CBR Cycle Routes C1, C3, C4 and C7 connect the town centres of Gungahlin, Belconnen, Civic and Woden. Lake Burley Griffin and the Molonglo Rivers Reserve forms a barrier, cutting Canberra in two. Hills and ridges do the rest, giving Canberra its north-south elongated form. How straight can the C1, C3, C4 and C7 be made?
Just four routes will form the majority of the active transport between town centres. The other town centres are too far apart for most people to commute or separated by Canberra’s geography, lakes, reserves and design that may make Canberra pretty but a mess for active transport.
The new CBR Cycle Routes map (April 2022) shows the whole of Canberra on ONE page. The map is twice as high as it is wide. This is what Canberra looks like – tall and thin. Tuggeranong is too far south. Gungahlin is cut off from Civic by nature reserves. Active transport between Gungahlin, Belconnen, Civic and Woden can work, the rest is doubtful – which is why we need light rail.
Comparison of routes
The routes are compared using the following metric:
Line of sight distance: “as the bird flys”, the straight line distance between the two points is the best for a bike path.
Actual distance: the current route of the CBR Cycle Route on the map above (April 2022) OR when a route does not exist that has any chance of working (C4), then we propose a possible route that could be built.
Directness Factor: The directness factor is from the ACT Active Travel Standards (MIS05) which mandates a factor of 1.2 for Principal and Main Community Routes and 1.3 for Local Community Routes. The reality of Canberra urban design with many reserves and lakes makes this difficult to achieve. It is calculated be dividing the Actual distance by the Line of sight distance. Example: If the Actual distance is 50% longer than the Line of sight distance, the Directness Factor is 1.5 (150%).
Civic to Gungahlin C1
The CBR Cycle Route C1 Civic to Gungahlin would be much straighter if we did not have to wind between three huge grass reserves. Gungahlin could be built further south toward Civic, too, were it not for these reserves. Because of the reserves, Gungahlin has been forced to develop towards the north which makes the whole district much less favourable for active transport. For active transport, reserves are better placed on the edge of the city and not in the middle of it. The grass reserves are a legacy of Canberra’s planning and good example of how the decisions we make cement in car dependence. It leaves Canberra planners now little choice but to increase urban densification into the Inner North. The World, for active transport, ends at EPIC where the grass reserves start.
CBR Cycle Route C1 Civic to Gungahlin performance
- Line of sight distance 10.2 km

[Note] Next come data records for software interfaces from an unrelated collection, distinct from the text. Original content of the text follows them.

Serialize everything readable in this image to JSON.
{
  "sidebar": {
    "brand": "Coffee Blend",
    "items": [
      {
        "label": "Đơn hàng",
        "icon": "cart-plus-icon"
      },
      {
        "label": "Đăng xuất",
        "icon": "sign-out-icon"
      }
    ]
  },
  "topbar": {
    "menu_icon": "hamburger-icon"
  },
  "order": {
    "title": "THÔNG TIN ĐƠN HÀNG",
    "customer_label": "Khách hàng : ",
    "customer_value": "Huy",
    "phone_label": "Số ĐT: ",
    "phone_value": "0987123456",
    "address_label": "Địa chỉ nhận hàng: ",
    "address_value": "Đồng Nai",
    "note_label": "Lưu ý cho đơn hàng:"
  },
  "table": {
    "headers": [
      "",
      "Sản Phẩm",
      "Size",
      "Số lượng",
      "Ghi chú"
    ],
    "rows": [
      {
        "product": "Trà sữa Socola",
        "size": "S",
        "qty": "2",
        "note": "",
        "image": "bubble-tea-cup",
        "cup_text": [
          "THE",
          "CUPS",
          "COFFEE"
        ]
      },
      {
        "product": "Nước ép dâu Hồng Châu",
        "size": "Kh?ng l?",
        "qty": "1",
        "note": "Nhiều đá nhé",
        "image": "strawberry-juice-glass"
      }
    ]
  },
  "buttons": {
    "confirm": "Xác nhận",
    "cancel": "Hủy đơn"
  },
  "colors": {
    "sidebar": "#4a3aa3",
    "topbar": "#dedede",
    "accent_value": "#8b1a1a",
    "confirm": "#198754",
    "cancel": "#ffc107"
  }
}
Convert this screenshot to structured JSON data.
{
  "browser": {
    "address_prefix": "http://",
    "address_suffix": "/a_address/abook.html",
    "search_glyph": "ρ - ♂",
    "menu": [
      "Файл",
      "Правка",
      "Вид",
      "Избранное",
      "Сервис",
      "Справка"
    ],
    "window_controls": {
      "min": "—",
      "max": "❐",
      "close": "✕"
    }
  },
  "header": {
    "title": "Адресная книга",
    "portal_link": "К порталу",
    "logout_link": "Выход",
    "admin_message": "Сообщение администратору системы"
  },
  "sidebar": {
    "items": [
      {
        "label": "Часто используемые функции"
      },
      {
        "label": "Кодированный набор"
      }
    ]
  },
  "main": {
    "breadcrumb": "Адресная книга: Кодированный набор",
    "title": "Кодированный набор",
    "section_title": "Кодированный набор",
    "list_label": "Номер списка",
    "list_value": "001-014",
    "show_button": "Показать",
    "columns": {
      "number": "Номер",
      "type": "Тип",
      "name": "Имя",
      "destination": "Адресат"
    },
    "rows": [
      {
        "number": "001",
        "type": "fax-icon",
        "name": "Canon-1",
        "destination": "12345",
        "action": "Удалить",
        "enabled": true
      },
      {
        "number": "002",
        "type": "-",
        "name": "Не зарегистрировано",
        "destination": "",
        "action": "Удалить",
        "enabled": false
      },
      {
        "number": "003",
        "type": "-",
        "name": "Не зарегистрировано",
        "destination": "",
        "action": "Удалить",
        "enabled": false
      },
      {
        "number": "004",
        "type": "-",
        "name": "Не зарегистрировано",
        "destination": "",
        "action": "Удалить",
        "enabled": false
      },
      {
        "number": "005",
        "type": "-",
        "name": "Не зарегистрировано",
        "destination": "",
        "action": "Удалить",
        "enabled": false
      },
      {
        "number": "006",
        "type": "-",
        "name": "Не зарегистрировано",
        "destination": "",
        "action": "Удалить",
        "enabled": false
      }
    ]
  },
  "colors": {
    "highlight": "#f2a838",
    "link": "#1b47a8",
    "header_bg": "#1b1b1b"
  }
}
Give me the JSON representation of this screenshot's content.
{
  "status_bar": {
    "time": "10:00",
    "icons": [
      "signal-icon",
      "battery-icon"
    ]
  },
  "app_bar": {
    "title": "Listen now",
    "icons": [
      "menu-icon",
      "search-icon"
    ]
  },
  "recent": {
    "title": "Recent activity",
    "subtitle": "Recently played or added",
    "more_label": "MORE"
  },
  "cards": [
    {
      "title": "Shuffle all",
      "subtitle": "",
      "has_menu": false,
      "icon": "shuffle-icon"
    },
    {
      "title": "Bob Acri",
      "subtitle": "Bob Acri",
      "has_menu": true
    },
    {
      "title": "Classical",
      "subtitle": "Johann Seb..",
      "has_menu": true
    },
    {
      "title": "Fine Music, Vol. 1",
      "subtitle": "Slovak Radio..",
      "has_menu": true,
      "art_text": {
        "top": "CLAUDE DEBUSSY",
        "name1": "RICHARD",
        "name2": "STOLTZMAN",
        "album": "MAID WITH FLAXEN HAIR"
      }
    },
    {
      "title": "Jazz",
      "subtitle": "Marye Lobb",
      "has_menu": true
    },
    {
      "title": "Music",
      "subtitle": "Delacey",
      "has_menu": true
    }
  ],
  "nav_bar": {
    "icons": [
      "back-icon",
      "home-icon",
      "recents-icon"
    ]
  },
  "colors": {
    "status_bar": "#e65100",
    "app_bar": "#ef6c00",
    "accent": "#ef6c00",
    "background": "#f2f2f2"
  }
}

- Actual distance 13.6 km
- Directness Factor 1.3.
Civic to Belconnen C3
CBR Cycle Route C3 Civic to Belconnen is favourable due to the proximity of Belconnen from Civic. Belconnen is relatively flat and mostly rideable. The route C3 is relatively circuitous but only because of the C3 detour through Lyneham. Should a 4 m grade separated bike path ever be built along Belconnen Way it would become much shorter and faster.
CBR Cycle Route C3 Civic to Belconnen performance
- Line of sight distance 7.3 km
- Actual distance 10.3 km
- Directness Factor 1.4
Civic to Woden C4
CBR Cycle Route C4 Civic to Woden does not exist in an useable form. Should we consider a direct and better alignment along Commonwealth Avenue and Adelaide Avenue, then the distance would drop dramatically and make it a very favourable route with a directness factor of just 1.3 (actual distance divided by line-of-sight distance). A grade separated 4 m bike path is required with priority crossings of side streets. A feasibility study for this bike path has been suggested to be built with the light rail to Woden.
CBR Cycle Route C4 future option Civic to Woden performance
- Line of sight distance 8.4 km
- Actual distance 11.2 km
- Directness Factor 1.3.
Belconnen to Gungahlin C7
Finally, CBR Cycle Route C7 Belconnen to Gungahlin. The population of Belconnen is expected to reach 120,000 people and Gungahlin 100,000. With a 0.25 million living in these two districts, we may expect considerable traffic between the two town centres. The route is already about as straight as it can be as the alignment is the result of avoiding lakes and hills. The route passes the suburbs of McKellar, Giralang, Crace, and Palmerston. So, we cannot make the route shorter, but we could make the path better – both smoother and wider, with better lighting.
CBR Cycle Route C7 Belconnen to Gungahlin performance
- Line of sight distance 8.2 km
- Actual distance 11.0 km
- Directness Factor 1.4.